He was about to fill up the form to make his donation, but just at that moment a passenger signalled for him and he had to leave. He promised me that if he finds one of us fundraisers again, that he would sign up to our cause.
I am not sure whether he met someone later or ever completed the donation process, but his intention of contributing left me inspired.
There was another incident where someone approached one of our team members. He wanted to know what we do and after hearing about our work said that he wanted to contribute. The fundraiser asked him where he works and he told him that he is the cleaning and support staff with RBI. He said, “Main jhaadu maarta hoon” (I am a sweeper).
Since he didn’t make a lot of money and had to support his family on his minimum wage salary, the fundraiser told him that it is not a problem if he doesn’t monetarily contribute, but his moral support and words of encouragement were enough.
But He insisted that we take his contribution.
He said that if he could spend money on chewing tobacco every day, then he could definitely save some money to contribute to a noble cause.
There are many such stories of individuals we come across who are ordinary men and women going about their lives but are superheroes. It is because of people like them, many organisations across the world are able to do the work they are doing.
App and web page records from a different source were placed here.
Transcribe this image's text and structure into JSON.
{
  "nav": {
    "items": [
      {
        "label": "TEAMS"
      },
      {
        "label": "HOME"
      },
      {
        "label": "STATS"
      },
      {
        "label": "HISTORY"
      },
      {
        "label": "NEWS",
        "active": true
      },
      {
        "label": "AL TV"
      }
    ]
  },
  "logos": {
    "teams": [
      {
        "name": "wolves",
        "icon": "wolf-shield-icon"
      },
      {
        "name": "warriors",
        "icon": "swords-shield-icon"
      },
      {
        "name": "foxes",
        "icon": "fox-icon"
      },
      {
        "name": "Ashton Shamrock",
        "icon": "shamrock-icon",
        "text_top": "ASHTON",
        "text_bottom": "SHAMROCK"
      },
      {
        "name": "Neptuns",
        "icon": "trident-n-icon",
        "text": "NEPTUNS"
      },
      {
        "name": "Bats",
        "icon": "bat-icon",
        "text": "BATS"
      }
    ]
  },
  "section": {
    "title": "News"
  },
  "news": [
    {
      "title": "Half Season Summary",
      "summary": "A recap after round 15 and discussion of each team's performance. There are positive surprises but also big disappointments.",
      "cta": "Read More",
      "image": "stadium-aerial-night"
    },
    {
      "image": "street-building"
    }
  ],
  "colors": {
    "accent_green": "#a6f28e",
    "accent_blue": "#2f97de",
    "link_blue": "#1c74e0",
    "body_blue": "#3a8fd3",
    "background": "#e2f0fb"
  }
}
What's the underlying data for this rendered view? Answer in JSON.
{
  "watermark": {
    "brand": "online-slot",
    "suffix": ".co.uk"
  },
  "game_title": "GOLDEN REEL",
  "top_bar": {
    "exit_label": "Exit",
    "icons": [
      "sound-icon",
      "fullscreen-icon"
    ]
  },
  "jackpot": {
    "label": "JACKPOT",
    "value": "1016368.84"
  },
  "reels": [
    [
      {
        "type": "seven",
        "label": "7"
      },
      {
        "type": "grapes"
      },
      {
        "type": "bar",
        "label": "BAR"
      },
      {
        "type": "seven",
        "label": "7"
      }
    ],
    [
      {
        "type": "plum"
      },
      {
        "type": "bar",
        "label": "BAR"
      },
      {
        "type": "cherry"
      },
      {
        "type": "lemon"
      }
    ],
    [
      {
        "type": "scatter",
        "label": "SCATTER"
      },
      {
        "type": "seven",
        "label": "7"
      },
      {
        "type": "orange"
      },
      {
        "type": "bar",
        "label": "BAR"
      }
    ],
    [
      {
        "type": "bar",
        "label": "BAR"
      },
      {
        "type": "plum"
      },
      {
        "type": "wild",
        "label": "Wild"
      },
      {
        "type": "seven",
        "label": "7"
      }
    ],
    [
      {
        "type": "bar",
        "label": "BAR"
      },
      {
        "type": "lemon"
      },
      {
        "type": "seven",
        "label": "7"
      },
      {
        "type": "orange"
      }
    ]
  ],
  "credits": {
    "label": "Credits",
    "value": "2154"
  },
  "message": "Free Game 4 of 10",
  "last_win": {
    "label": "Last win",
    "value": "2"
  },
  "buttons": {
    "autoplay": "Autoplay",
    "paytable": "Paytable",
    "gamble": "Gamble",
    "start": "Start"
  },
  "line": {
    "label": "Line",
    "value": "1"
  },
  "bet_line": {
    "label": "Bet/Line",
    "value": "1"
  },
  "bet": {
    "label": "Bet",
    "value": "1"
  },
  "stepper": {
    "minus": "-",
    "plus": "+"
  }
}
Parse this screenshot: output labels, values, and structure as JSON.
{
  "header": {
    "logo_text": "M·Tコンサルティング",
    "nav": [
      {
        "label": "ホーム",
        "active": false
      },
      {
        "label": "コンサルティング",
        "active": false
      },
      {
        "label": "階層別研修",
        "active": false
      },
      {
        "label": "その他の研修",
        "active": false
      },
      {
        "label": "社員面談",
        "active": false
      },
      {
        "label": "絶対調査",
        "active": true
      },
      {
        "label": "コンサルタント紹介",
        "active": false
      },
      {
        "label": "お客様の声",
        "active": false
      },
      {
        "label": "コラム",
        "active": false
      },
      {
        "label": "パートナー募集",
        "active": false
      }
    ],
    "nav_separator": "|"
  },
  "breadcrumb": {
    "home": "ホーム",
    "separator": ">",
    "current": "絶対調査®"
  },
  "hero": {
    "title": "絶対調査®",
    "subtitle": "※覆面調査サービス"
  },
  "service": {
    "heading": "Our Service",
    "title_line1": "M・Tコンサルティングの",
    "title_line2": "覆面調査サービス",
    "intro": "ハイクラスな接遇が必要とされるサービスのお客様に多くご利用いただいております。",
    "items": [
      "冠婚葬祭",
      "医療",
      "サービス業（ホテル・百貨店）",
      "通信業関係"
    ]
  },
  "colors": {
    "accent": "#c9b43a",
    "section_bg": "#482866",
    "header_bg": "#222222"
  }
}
Recently, I participated in an event conducted by Sattva and they released a report called “Every day Giving in India”. A report in 2017 put the amount of money donated by Individual donors at 34k crores. Even though 90% of these donations are towards religious causes it still showed about 3.4k crores donated to charities who are working on different issues.
The donations made by individuals are much more than money raised from corporate social responsibility or the odd philanthropist.
There is greater power, independence, and freedom when an organization has thousands of common people making contributions to the issues we work for. Most of what we raise from individual donors are unrestricted funds and an organization gets the freedom to choose where the money needs to be spent and can always prioritise based on what the situation demands.
Also, individual donors don’t want photo ops, their names, their logos or co-branding in order to make their contribution publicised. This allows organization to just focus on the issue at hand and continue projects unhindered.
I have seen organisations do amazing work, but are often struggling to meet their operational expenses and have no money to give to their staff salaries because many big institutional or corporate donors expect an organisation to create impact but are not interested in funding the salaries or operational costs that make this impact possible.
Corporate Social Responsibility and Philanthropists definitely have a role to play when it comes to the issues that our country face and their support to charities will make a lot of difference and they already are contributing significantly. Organisations should definitely reach out to them seeking their support but one of the things that should not be ignored is the power of individual giving. Anyone can start small if the resources to do offline fundraising is not available but, it’s important to start somewhere.
A few years down the line if an organization has managed to get thousands of individuals contributing to the cause, It will only make the organisation stronger and independent.